■ **Task to carry out**: Once you have read the data below, please repeat all of it exactly.

■ **Data shown**:
* * *

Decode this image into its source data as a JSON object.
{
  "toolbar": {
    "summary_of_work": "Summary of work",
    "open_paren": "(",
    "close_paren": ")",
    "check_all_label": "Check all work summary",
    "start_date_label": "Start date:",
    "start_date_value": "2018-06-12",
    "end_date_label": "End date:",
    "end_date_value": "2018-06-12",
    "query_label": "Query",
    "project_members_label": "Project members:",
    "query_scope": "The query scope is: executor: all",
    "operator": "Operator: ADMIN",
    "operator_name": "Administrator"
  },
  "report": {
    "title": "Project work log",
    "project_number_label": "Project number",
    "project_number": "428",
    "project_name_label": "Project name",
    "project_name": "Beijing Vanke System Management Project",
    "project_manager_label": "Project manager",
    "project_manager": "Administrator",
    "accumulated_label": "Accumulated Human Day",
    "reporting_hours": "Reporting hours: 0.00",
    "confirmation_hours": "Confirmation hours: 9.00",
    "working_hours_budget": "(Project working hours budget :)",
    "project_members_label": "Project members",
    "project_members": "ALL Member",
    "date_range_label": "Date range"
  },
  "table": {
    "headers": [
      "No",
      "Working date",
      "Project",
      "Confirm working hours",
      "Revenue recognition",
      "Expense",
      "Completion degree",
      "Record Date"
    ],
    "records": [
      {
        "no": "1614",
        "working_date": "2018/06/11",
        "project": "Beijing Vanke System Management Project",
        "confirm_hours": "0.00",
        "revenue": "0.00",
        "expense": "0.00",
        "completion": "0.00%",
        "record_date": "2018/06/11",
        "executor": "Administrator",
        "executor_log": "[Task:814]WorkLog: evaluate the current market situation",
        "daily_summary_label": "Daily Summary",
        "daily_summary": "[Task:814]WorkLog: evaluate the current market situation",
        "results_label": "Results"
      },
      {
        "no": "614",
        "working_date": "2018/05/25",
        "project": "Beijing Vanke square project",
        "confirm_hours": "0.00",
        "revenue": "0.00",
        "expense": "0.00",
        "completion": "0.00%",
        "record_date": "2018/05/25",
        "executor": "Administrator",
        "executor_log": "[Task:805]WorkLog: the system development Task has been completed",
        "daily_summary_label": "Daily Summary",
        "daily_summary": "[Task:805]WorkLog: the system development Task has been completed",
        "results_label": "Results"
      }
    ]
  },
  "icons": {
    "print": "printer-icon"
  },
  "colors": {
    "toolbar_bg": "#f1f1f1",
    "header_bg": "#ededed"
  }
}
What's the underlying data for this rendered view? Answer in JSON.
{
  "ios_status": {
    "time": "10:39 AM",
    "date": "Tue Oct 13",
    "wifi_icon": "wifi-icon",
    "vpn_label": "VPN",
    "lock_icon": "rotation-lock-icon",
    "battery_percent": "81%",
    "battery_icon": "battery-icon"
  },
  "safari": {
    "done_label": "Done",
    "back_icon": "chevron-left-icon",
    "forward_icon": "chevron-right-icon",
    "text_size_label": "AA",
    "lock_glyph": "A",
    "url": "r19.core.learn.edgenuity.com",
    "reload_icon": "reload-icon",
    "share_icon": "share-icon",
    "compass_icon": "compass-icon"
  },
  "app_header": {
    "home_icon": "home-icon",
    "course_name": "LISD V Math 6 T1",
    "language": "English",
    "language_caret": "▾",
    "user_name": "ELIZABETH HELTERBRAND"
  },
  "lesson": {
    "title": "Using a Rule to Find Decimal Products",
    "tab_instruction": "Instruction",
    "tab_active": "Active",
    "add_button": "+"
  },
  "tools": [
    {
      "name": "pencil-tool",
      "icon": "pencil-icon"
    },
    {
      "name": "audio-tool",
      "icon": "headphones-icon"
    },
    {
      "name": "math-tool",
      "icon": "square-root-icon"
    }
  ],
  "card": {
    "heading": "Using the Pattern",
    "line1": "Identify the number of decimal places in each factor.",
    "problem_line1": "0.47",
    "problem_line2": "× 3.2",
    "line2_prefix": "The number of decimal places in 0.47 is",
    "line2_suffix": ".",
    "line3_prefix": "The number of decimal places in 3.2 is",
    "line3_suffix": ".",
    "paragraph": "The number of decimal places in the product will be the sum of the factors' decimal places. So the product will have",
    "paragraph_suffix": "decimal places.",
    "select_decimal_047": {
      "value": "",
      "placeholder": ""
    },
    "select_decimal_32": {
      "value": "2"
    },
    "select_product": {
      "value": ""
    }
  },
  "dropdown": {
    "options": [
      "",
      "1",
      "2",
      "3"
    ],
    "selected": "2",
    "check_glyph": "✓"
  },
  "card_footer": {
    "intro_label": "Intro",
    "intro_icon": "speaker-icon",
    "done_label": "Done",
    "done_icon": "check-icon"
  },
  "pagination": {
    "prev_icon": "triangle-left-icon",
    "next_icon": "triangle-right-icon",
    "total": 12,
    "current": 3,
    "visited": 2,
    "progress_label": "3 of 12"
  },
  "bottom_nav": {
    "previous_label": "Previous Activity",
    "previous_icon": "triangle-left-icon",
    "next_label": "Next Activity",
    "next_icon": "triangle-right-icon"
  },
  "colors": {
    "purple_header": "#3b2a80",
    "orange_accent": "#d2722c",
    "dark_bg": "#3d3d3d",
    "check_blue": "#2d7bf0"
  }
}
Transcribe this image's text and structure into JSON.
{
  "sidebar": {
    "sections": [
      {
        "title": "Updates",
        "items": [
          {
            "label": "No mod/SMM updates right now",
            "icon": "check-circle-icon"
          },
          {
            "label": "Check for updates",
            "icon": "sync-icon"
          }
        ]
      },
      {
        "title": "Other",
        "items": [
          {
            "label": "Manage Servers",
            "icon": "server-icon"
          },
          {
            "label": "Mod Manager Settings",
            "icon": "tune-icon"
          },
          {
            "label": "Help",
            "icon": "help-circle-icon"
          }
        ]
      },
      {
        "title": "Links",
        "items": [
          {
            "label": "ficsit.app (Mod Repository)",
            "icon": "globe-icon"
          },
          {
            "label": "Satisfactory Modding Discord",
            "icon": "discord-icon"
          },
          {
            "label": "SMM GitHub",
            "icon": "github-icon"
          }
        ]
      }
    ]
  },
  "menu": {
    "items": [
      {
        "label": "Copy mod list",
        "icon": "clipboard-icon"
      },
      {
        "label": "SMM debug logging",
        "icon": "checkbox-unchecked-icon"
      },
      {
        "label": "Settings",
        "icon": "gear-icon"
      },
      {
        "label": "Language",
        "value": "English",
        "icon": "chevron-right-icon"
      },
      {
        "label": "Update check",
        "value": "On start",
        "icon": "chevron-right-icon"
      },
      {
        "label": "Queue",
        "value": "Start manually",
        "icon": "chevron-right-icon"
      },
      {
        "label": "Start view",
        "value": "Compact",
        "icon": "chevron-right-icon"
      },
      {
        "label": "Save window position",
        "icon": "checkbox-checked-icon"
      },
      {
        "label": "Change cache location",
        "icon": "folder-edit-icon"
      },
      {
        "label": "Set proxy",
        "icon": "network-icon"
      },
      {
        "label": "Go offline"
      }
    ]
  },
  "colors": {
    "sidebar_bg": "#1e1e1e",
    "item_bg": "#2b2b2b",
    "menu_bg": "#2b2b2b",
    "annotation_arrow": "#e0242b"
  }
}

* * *

■ **Solution to this problem**:
Decode this image into its source data as a JSON object.
{
  "toolbar": {
    "summary_of_work": "Summary of work",
    "open_paren": "(",
    "close_paren": ")",
    "check_all_label": "Check all work summary",
    "start_date_label": "Start date:",
    "start_date_value": "2018-06-12",
    "end_date_label": "End date:",
    "end_date_value": "2018-06-12",
    "query_label": "Query",
    "project_members_label": "Project members:",
    "query_scope": "The query scope is: executor: all",
    "operator": "Operator: ADMIN",
    "operator_name": "Administrator"
  },
  "report": {
    "title": "Project work log",
    "project_number_label": "Project number",
    "project_number": "428",
    "project_name_label": "Project name",
    "project_name": "Beijing Vanke System Management Project",
    "project_manager_label": "Project manager",
    "project_manager": "Administrator",
    "accumulated_label": "Accumulated Human Day",
    "reporting_hours": "Reporting hours: 0.00",
    "confirmation_hours": "Confirmation hours: 9.00",
    "working_hours_budget": "(Project working hours budget :)",
    "project_members_label": "Project members",
    "project_members": "ALL Member",
    "date_range_label": "Date range"
  },
  "table": {
    "headers": [
      "No",
      "Working date",
      "Project",
      "Confirm working hours",
      "Revenue recognition",
      "Expense",
      "Completion degree",
      "Record Date"
    ],
    "records": [
      {
        "no": "1614",
        "working_date": "2018/06/11",
        "project": "Beijing Vanke System Management Project",
        "confirm_hours": "0.00",
        "revenue": "0.00",
        "expense": "0.00",
        "completion": "0.00%",
        "record_date": "2018/06/11",
        "executor": "Administrator",
        "executor_log": "[Task:814]WorkLog: evaluate the current market situation",
        "daily_summary_label": "Daily Summary",
        "daily_summary": "[Task:814]WorkLog: evaluate the current market situation",
        "results_label": "Results"
      },
      {
        "no": "614",
        "working_date": "2018/05/25",
        "project": "Beijing Vanke square project",
        "confirm_hours": "0.00",
        "revenue": "0.00",
        "expense": "0.00",
        "completion": "0.00%",
        "record_date": "2018/05/25",
        "executor": "Administrator",
        "executor_log": "[Task:805]WorkLog: the system development Task has been completed",
        "daily_summary_label": "Daily Summary",
        "daily_summary": "[Task:805]WorkLog: the system development Task has been completed",
        "results_label": "Results"
      }
    ]
  },
  "icons": {
    "print": "printer-icon"
  },
  "colors": {
    "toolbar_bg": "#f1f1f1",
    "header_bg": "#ededed"
  }
}
What's the underlying data for this rendered view? Answer in JSON.
{
  "ios_status": {
    "time": "10:39 AM",
    "date": "Tue Oct 13",
    "wifi_icon": "wifi-icon",
    "vpn_label": "VPN",
    "lock_icon": "rotation-lock-icon",
    "battery_percent": "81%",
    "battery_icon": "battery-icon"
  },
  "safari": {
    "done_label": "Done",
    "back_icon": "chevron-left-icon",
    "forward_icon": "chevron-right-icon",
    "text_size_label": "AA",
    "lock_glyph": "A",
    "url": "r19.core.learn.edgenuity.com",
    "reload_icon": "reload-icon",
    "share_icon": "share-icon",
    "compass_icon": "compass-icon"
  },
  "app_header": {
    "home_icon": "home-icon",
    "course_name": "LISD V Math 6 T1",
    "language": "English",
    "language_caret": "▾",
    "user_name": "ELIZABETH HELTERBRAND"
  },
  "lesson": {
    "title": "Using a Rule to Find Decimal Products",
    "tab_instruction": "Instruction",
    "tab_active": "Active",
    "add_button": "+"
  },
  "tools": [
    {
      "name": "pencil-tool",
      "icon": "pencil-icon"
    },
    {
      "name": "audio-tool",
      "icon": "headphones-icon"
    },
    {
      "name": "math-tool",
      "icon": "square-root-icon"
    }
  ],
  "card": {
    "heading": "Using the Pattern",
    "line1": "Identify the number of decimal places in each factor.",
    "problem_line1": "0.47",
    "problem_line2": "× 3.2",
    "line2_prefix": "The number of decimal places in 0.47 is",
    "line2_suffix": ".",
    "line3_prefix": "The number of decimal places in 3.2 is",
    "line3_suffix": ".",
    "paragraph": "The number of decimal places in the product will be the sum of the factors' decimal places. So the product will have",
    "paragraph_suffix": "decimal places.",
    "select_decimal_047": {
      "value": "",
      "placeholder": ""
    },
    "select_decimal_32": {
      "value": "2"
    },
    "select_product": {
      "value": ""
    }
  },
  "dropdown": {
    "options": [
      "",
      "1",
      "2",
      "3"
    ],
    "selected": "2",
    "check_glyph": "✓"
  },
  "card_footer": {
    "intro_label": "Intro",
    "intro_icon": "speaker-icon",
    "done_label": "Done",
    "done_icon": "check-icon"
  },
  "pagination": {
    "prev_icon": "triangle-left-icon",
    "next_icon": "triangle-right-icon",
    "total": 12,
    "current": 3,
    "visited": 2,
    "progress_label": "3 of 12"
  },
  "bottom_nav": {
    "previous_label": "Previous Activity",
    "previous_icon": "triangle-left-icon",
    "next_label": "Next Activity",
    "next_icon": "triangle-right-icon"
  },
  "colors": {
    "purple_header": "#3b2a80",
    "orange_accent": "#d2722c",
    "dark_bg": "#3d3d3d",
    "check_blue": "#2d7bf0"
  }
}
Transcribe this image's text and structure into JSON.
{
  "sidebar": {
    "sections": [
      {
        "title": "Updates",
        "items": [
          {
            "label": "No mod/SMM updates right now",
            "icon": "check-circle-icon"
          },
          {
            "label": "Check for updates",
            "icon": "sync-icon"
          }
        ]
      },
      {
        "title": "Other",
        "items": [
          {
            "label": "Manage Servers",
            "icon": "server-icon"
          },
          {
            "label": "Mod Manager Settings",
            "icon": "tune-icon"
          },
          {
            "label": "Help",
            "icon": "help-circle-icon"
          }
        ]
      },
      {
        "title": "Links",
        "items": [
          {
            "label": "ficsit.app (Mod Repository)",
            "icon": "globe-icon"
          },
          {
            "label": "Satisfactory Modding Discord",
            "icon": "discord-icon"
          },
          {
            "label": "SMM GitHub",
            "icon": "github-icon"
          }
        ]
      }
    ]
  },
  "menu": {
    "items": [
      {
        "label": "Copy mod list",
        "icon": "clipboard-icon"
      },
      {
        "label": "SMM debug logging",
        "icon": "checkbox-unchecked-icon"
      },
      {
        "label": "Settings",
        "icon": "gear-icon"
      },
      {
        "label": "Language",
        "value": "English",
        "icon": "chevron-right-icon"
      },
      {
        "label": "Update check",
        "value": "On start",
        "icon": "chevron-right-icon"
      },
      {
        "label": "Queue",
        "value": "Start manually",
        "icon": "chevron-right-icon"
      },
      {
        "label": "Start view",
        "value": "Compact",
        "icon": "chevron-right-icon"
      },
      {
        "label": "Save window position",
        "icon": "checkbox-checked-icon"
      },
      {
        "label": "Change cache location",
        "icon": "folder-edit-icon"
      },
      {
        "label": "Set proxy",
        "icon": "network-icon"
      },
      {
        "label": "Go offline"
      }
    ]
  },
  "colors": {
    "sidebar_bg": "#1e1e1e",
    "item_bg": "#2b2b2b",
    "menu_bg": "#2b2b2b",
    "annotation_arrow": "#e0242b"
  }
}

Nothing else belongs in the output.